Jayshree, what are the sector challenges you believe require urgent attention?

Whilst universal access to electricity, infrastructure and electricity theft have been high on our list of challenges, the introduction and integration of alternate forms of energy is a rising challenge for the sector. These technologies disrupt not only the operation of the electrical grid but also the revenue recovery models of municipalities. Recent changes in legislation and regulation exempt generators under 1MW from obtaining a licence and allow the generator to wheel and trade energy. As generation technology prices fall and electricity grid prices soar, the business case for privatised generation is enhanced.

In order to survive, municipalities must be responsive to these dynamics and adapt their business models. Failing which, they may eventually find themselves with an ever-increasing cost structure and a continuously declining revenue stream. Another looming challenge is the incorporation of digitalisation. Customers and especially millennial customers are demanding better quality of services at reduced prices and information about these services to be easily accessible. Municipalities must embrace the digital era to improve service delivery and standards to ensure customer satisfaction.

Refilwe, what is your vision for your post as President of AMEU?

The fourth industrial revolution is upon us as a sector and I want to see the association taking advantage of technology, research and innovation. Technology is impacting every
aspect of how we do things as far as how we generate, transmit and distribute electricity.
In my presidency period, the focus is to ’do things smart’ through the key factors of technology, research and innovation. The Association has great programmes running and it’s about time we connected them to create synergy throughout.

Clearly, the new leaders within the AMEU have a mammoth task at hand. In order to guide the sector into the next industrial revolution, the Association needs to prioritise research and innovation while overcoming the disruptive forces of technological advancement. Furthermore, business models must be tuned to become robust and resilient in the face of a growing trend of own generation and distribution.

The 26th AMEU Convention 2018, hosted by the City of Tshwane Metropolitan Municipality on 7–10 October at the CSIR Convention Centre in Pretoria, will deep-dive into the impact of South Africa’s energy revolution, with specific focus on energy pricing models, trading and wheeling, maintenance and asset management, IoT, mobility, as well as standardisation.
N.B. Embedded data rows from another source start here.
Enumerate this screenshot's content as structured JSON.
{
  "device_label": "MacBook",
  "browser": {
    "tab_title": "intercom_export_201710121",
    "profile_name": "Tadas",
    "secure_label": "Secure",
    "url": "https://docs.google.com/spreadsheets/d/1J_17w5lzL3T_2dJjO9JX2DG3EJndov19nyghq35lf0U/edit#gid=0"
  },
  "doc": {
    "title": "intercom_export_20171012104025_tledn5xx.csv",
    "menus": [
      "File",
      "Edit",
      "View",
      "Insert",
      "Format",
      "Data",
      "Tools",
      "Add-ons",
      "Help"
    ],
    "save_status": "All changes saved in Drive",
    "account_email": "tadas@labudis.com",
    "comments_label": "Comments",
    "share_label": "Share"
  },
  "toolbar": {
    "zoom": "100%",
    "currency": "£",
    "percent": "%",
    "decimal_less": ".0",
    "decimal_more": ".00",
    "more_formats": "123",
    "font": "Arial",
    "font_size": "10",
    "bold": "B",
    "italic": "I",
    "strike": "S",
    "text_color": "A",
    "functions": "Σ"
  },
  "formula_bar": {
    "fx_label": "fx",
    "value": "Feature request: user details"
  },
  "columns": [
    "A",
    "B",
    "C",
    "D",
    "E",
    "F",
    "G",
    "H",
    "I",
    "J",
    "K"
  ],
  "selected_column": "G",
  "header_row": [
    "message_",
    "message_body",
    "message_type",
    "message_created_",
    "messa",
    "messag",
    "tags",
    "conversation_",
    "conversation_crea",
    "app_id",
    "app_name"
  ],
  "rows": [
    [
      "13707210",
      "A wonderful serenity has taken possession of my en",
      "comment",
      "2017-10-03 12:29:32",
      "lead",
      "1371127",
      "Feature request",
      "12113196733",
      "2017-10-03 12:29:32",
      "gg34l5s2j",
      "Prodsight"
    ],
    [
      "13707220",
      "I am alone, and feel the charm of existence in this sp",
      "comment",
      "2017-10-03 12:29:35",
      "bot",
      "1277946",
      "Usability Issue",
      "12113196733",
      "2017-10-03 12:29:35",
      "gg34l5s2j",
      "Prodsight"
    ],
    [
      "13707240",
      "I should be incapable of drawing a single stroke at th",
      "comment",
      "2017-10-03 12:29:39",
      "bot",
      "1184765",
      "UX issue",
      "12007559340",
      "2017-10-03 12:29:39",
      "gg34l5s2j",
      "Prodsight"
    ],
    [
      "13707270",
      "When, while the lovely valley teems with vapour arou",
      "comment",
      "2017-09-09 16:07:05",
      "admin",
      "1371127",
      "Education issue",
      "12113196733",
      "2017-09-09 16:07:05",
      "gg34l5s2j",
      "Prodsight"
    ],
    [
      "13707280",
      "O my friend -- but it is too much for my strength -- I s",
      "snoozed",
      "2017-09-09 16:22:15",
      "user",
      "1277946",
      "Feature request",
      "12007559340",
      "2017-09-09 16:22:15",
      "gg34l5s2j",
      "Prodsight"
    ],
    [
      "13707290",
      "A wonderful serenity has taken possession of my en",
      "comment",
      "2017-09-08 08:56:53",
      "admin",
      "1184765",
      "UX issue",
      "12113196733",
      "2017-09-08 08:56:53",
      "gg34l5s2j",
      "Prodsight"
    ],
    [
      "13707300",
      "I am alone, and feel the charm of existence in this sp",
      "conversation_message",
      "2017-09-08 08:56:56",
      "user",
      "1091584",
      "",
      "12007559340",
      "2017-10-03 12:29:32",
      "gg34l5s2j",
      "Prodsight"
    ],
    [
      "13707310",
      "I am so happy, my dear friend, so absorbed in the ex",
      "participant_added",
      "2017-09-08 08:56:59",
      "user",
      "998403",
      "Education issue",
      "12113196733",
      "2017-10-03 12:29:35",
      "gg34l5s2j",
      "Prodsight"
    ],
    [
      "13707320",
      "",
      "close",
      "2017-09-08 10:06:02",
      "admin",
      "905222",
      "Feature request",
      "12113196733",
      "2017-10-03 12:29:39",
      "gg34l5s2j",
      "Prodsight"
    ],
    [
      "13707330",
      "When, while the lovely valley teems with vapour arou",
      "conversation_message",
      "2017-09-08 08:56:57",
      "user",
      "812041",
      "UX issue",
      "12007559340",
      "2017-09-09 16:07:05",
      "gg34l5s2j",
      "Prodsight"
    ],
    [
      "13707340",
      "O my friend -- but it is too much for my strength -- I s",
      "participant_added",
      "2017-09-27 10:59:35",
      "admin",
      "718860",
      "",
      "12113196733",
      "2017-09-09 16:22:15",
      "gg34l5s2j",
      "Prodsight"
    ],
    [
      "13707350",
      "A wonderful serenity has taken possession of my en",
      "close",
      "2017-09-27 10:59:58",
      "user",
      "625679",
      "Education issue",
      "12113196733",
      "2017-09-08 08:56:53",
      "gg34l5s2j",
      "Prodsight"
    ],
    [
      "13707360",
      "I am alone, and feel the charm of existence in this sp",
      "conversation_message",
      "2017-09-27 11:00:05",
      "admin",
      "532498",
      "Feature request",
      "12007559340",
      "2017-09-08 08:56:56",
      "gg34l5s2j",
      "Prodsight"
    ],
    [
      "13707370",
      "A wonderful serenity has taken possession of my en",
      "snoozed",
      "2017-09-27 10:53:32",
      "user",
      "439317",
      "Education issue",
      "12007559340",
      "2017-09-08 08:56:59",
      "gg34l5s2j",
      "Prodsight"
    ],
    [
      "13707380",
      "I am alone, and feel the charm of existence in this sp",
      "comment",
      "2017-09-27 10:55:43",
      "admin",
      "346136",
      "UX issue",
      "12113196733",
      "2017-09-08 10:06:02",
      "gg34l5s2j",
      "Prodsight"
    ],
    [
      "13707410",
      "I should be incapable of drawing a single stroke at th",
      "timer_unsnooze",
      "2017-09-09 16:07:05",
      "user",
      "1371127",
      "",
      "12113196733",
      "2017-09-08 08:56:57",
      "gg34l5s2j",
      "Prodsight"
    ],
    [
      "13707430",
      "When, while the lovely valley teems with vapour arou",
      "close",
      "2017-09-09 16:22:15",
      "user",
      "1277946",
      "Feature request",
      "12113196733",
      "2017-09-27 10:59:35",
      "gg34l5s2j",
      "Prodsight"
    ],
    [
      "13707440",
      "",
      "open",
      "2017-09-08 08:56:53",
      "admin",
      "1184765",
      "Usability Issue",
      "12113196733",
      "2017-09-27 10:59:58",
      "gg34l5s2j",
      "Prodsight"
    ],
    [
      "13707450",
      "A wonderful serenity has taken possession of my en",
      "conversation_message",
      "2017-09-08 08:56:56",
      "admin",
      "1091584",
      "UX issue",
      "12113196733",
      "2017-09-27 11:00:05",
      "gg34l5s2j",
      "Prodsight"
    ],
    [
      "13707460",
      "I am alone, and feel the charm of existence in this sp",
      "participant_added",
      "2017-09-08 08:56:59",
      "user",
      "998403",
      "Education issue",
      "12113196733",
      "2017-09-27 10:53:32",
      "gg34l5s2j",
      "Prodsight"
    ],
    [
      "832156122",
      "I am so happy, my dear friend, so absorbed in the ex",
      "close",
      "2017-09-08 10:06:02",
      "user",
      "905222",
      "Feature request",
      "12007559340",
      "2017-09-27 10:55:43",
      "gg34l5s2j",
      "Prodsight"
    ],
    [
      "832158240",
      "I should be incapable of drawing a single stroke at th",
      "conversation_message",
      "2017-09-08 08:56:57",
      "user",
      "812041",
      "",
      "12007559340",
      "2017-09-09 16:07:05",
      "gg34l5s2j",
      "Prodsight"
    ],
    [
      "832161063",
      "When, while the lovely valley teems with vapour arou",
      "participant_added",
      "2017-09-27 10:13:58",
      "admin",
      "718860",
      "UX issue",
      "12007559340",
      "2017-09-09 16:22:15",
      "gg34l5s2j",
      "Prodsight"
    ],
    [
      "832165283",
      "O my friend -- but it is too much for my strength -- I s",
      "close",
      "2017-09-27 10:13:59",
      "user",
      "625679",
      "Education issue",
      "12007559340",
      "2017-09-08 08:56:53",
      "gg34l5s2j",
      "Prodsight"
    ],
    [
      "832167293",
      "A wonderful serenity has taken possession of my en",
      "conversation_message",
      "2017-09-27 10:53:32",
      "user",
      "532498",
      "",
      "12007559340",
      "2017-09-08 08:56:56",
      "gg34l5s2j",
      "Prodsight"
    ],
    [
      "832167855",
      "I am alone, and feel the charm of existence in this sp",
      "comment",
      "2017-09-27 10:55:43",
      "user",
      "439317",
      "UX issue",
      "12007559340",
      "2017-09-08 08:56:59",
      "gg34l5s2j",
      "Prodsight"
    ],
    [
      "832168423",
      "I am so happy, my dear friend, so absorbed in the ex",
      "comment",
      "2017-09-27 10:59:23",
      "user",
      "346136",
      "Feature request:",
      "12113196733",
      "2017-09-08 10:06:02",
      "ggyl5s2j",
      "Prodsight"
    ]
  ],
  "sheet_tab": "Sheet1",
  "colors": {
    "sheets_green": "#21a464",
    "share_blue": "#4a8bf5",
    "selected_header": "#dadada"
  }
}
Join Refilwe and Jayshree alongside municipal representatives, as they map the future of the country’s municipal power sector.

This article first appeared in ESI-Africa Edition 4, 2018. Read the full digital magazine here or subscribe here to receive a print copy.